During his short tenure, Ouattara has made some changes, including a controversial new law which legislates that (shock, horror!) men and women in a marriage should be considered equal partners. But this is nowhere near enough. “Even if there is equality on paper, the reality out in the world is quite different,” commented Agnès Kraidy, a leading journalist and gender equality activist. If Ouattara really does want to walk in Mandela’s path – and he does, described Mandela as “the conscience of our humanity” – then he needs make to make sure that what’s on paper translates to the real world.
For Kenya’s Uhuru Kenyatta, a lesson in unity

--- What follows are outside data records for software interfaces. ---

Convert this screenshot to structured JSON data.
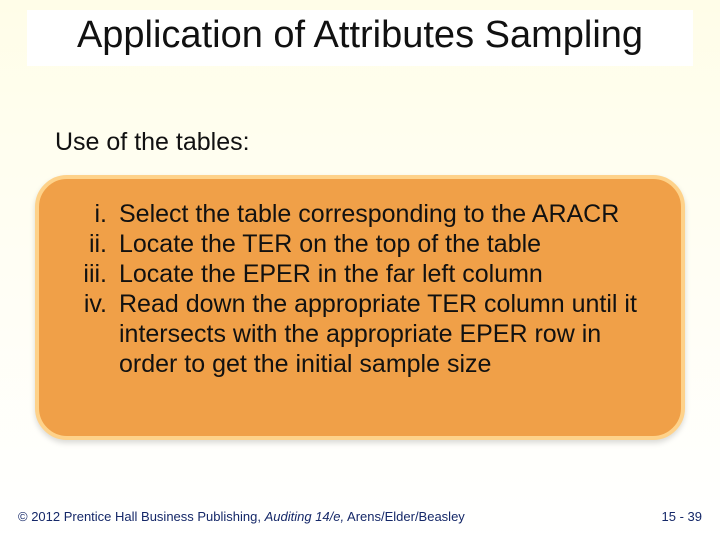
{
  "title": "Application of Attributes Sampling",
  "subtitle": "Use of the tables:",
  "items": [
    {
      "num": "i.",
      "txt": "Select the table corresponding to the ARACR"
    },
    {
      "num": "ii.",
      "txt": "Locate the TER on the top of the table"
    },
    {
      "num": "iii.",
      "txt": "Locate the EPER in the far left column"
    },
    {
      "num": "iv.",
      "txt": "Read down the appropriate TER column until it intersects with the appropriate EPER row in order to get the initial sample size"
    }
  ],
  "footer": {
    "copyright_prefix": "© 2012 Prentice Hall Business Publishing, ",
    "book_title": "Auditing 14/e,",
    "authors": " Arens/Elder/Beasley",
    "page": "15 - 39"
  }
}
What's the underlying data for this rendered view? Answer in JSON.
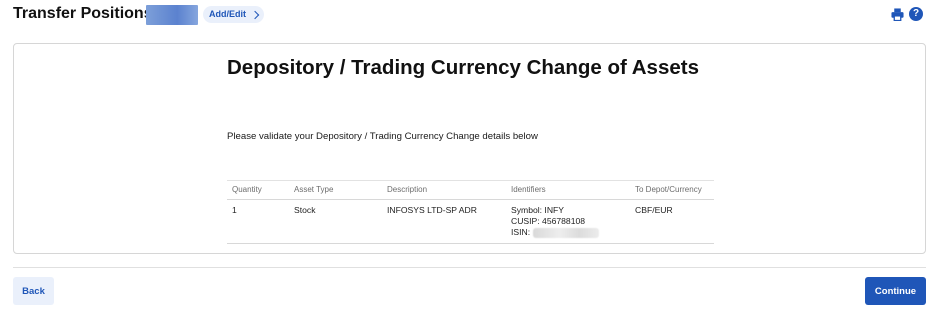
{
  "header": {
    "title": "Transfer Positions",
    "add_edit_label": "Add/Edit"
  },
  "icons": {
    "print": "print-icon",
    "help": "help-icon",
    "help_glyph": "?"
  },
  "card": {
    "title": "Depository / Trading Currency Change of Assets",
    "instructions": "Please validate your Depository / Trading Currency Change details below"
  },
  "table": {
    "headers": [
      "Quantity",
      "Asset Type",
      "Description",
      "Identifiers",
      "To Depot/Currency"
    ],
    "rows": [
      {
        "quantity": "1",
        "asset_type": "Stock",
        "description": "INFOSYS LTD-SP ADR",
        "symbol": "Symbol: INFY",
        "cusip": "CUSIP: 456788108",
        "isin_label": "ISIN:",
        "to_depot": "CBF/EUR"
      }
    ]
  },
  "footer": {
    "back_label": "Back",
    "continue_label": "Continue"
  },
  "colors": {
    "accent": "#1f56b8",
    "accent_light": "#eaf0fb"
  }
}
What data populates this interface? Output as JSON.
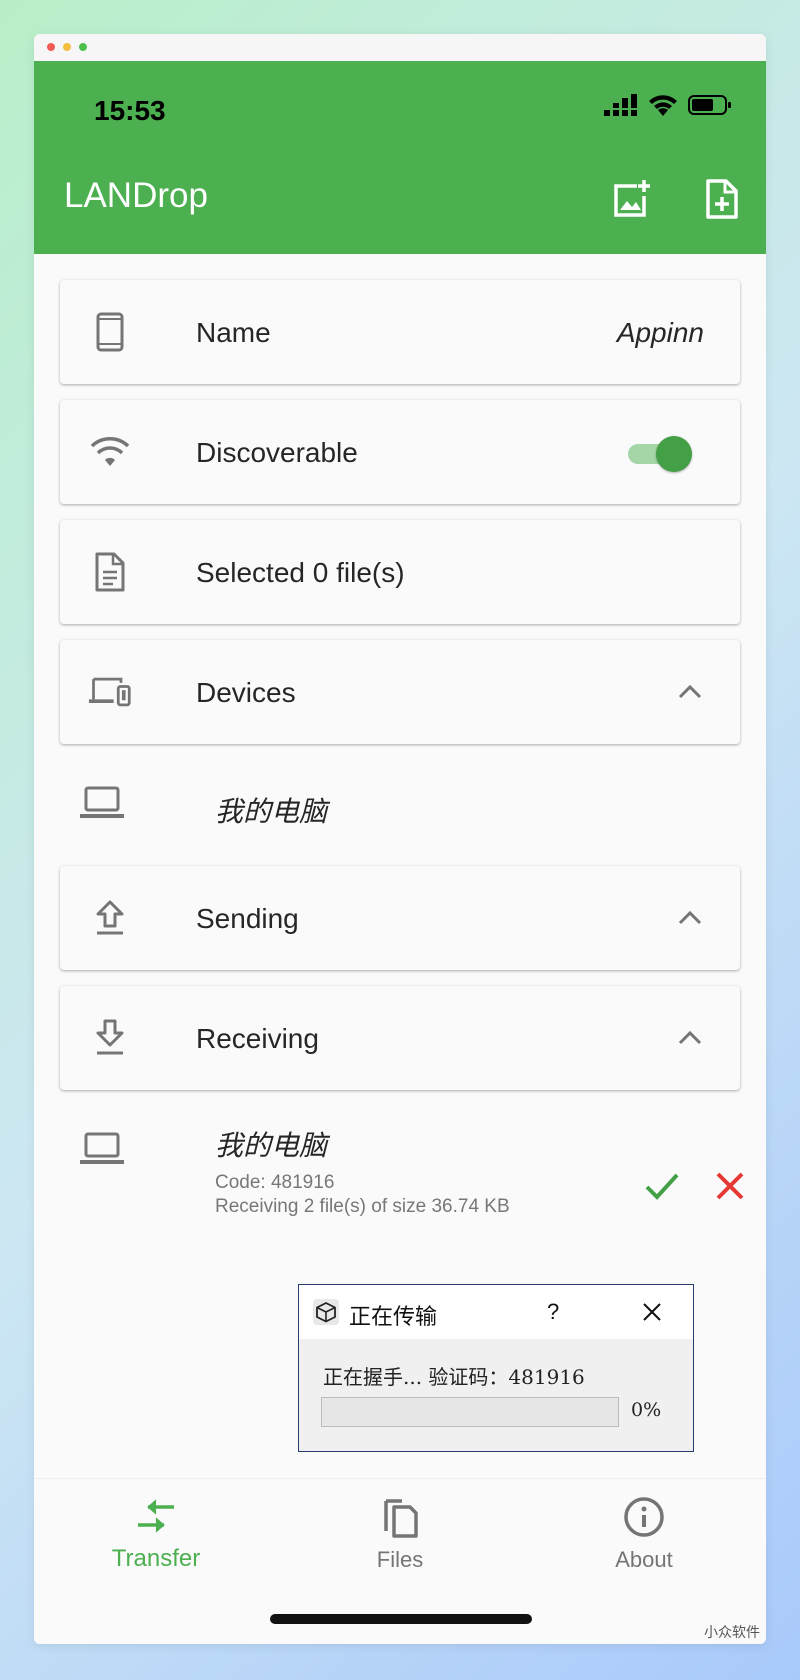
{
  "status_bar": {
    "time": "15:53"
  },
  "app_bar": {
    "title": "LANDrop"
  },
  "cards": {
    "name": {
      "label": "Name",
      "value": "Appinn"
    },
    "discoverable": {
      "label": "Discoverable",
      "enabled": true
    },
    "selected": {
      "label": "Selected 0 file(s)"
    },
    "devices": {
      "label": "Devices"
    },
    "sending": {
      "label": "Sending"
    },
    "receiving": {
      "label": "Receiving"
    }
  },
  "devices_list": [
    {
      "name": "我的电脑"
    }
  ],
  "receiving_list": [
    {
      "name": "我的电脑",
      "code": "Code: 481916",
      "info": "Receiving 2 file(s) of size 36.74 KB"
    }
  ],
  "dialog": {
    "title": "正在传输",
    "help": "?",
    "message": "正在握手... 验证码：481916",
    "progress_percent": 0,
    "progress_label": "0%"
  },
  "bottom_nav": [
    {
      "label": "Transfer",
      "active": true
    },
    {
      "label": "Files",
      "active": false
    },
    {
      "label": "About",
      "active": false
    }
  ],
  "watermark": "小众软件",
  "colors": {
    "primary": "#4caf50",
    "accept": "#43a047",
    "reject": "#e53935"
  }
}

“We all belong to the South African family – and we owe that sense of belonging to Madiba. That is his legacy. It is why there is an unparalleled outpouring of national grief at his passing. It is commensurate with the contribution he made to our country.” Democratic Alliance leader Helen Zille.
Many of the major fault lines in Kenyan politics run along tribal and ethnic divisions. In Kenya’s 2007-2008 post-election violence, supporters of incumbent President Mwai Kibaki and his deputy Uhuru Kenyatta fought against those of challenger Raila Odinga; but it could also be viewed through the lens of Kibaki and Kenyatta’s Kikuyu people against Odinga’s Luo and William Ruto’s Kalenjin (Between them, the Kikuyu, Luo and Kalenjin account for about half of Kenya’s population).
In the Kenyan presidential election earlier this year, Kenyatta and Ruto teamed up to forge a Kikuyu-Luo alliance which proved irresistible at the polls – despite both men having been charged with crimes against humanity for their roles in the post-election violence.
South Africa is similarly divided, although race tends to be the primary marker of difference – and certainly was when Nelson Mandela came to power in 1994. One of Mandela’s greatest contributions to the new South Africa was to show that these differences can and should be overcome, to create a single ‘South African’ identity to which everybody could subscribe. When Mandela donned that Springbok shirt at the Rugby World Cup final in 1995, he was saying that the old divisions no longer existed, and that we should all stand united, regardless of race, ethnicity or language.
Of course, South Africa has a long way to go until this dream is fully realised. But Kenya, ruled by politicians who shamelessly manipulate ethnic tensions to get ahead, has yet to meaningfully begin its own nation-building project.
For Zimbabwe’s Robert Mugabe, a lesson in humility
“Mr Mandela showed his greatness in his willingness to acknowledge mistakes.” Agang SA leader Mamphela Ramphele.
It’s no secret that Robert Mugabe and Nelson Mandela did not get along particularly well. Their personalities clashed, as did their ideals, and then there was the little matter of Mandela knocking Comrade Bob off his perch as the poster-president for African liberation. In the 23 years between his death and his release from prison, Mandela only visited Zimbabwe three times.
If only it had been different. Imagine, for a moment, that the pair had been friends; that Mugabe did not feel threatened by Mandela but took advice from him instead. Imagine, too, that Mugabe had Mandela’s humility, which allowed him to accept when he was wrong and change course accordingly; rather than Mugabe’s obstinacy which has sent Zimbabwe go down the wrong path, and then forced it to keep heading in that direction.
The greatest fear of many South Africans, and concerned international onlookers, is that South Africa will “become another Zimbabwe”. There, but for the grace and strength of Mandela’s legacy, go we. Alas, it’s already far too late for Mugabe and the country he rules – dogs as old as him don’t learn new tricks. DM
Photo: (L-R, clockwise) Robert Mugabe, Uhuru Kenyatta, Alassane Ouattara, Teodoro Obiang, Godluck Jonathan, Yoweri Museveni. (Reuters)
"Have no fear of perfection - you'll never reach it." ~ Salvador Dalí